▶ _About this task_
Pull each line holding the word "Results" from the data.

Dataset excerpts
"""

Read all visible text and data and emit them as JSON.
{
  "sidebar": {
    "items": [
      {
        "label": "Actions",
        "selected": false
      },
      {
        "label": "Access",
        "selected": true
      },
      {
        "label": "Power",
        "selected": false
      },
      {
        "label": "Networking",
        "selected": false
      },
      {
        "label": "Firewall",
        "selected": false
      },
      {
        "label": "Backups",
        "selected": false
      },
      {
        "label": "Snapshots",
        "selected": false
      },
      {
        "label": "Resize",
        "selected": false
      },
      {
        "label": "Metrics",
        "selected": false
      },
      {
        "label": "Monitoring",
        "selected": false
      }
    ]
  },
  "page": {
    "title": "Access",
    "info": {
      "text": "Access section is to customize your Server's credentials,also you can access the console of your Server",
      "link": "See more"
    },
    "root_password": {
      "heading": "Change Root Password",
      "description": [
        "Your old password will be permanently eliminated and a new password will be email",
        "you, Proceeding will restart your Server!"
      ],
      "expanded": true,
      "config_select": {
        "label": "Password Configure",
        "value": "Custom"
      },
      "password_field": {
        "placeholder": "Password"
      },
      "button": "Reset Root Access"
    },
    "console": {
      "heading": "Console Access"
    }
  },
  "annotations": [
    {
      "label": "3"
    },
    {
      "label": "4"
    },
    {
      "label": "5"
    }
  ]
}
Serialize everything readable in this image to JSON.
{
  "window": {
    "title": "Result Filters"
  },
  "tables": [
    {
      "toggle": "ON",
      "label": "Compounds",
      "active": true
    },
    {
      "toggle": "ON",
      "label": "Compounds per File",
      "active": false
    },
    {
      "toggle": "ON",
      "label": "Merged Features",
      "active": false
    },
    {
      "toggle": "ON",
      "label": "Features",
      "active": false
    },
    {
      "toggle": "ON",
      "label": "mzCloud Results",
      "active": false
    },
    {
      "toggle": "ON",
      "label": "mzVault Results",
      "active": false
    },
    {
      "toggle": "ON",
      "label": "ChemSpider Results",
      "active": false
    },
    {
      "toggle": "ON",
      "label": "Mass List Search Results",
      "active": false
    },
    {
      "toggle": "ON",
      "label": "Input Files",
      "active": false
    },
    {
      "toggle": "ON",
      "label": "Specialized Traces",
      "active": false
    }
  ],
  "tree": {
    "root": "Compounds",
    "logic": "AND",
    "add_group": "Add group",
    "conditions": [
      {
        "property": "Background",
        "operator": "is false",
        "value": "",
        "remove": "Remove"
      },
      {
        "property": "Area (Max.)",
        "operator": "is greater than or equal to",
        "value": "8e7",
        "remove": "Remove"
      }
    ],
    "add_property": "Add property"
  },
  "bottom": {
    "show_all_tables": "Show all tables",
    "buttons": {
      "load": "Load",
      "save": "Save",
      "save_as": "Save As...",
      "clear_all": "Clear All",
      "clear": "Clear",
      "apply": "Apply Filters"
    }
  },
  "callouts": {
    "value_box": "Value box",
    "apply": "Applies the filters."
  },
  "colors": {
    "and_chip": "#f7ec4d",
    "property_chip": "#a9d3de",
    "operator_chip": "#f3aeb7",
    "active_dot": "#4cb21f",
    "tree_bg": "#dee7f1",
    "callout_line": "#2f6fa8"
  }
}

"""

▶ _Completed exercise_
      "label": "mzCloud Results",
      "label": "mzVault Results",
      "label": "ChemSpider Results",
      "label": "Mass List Search Results",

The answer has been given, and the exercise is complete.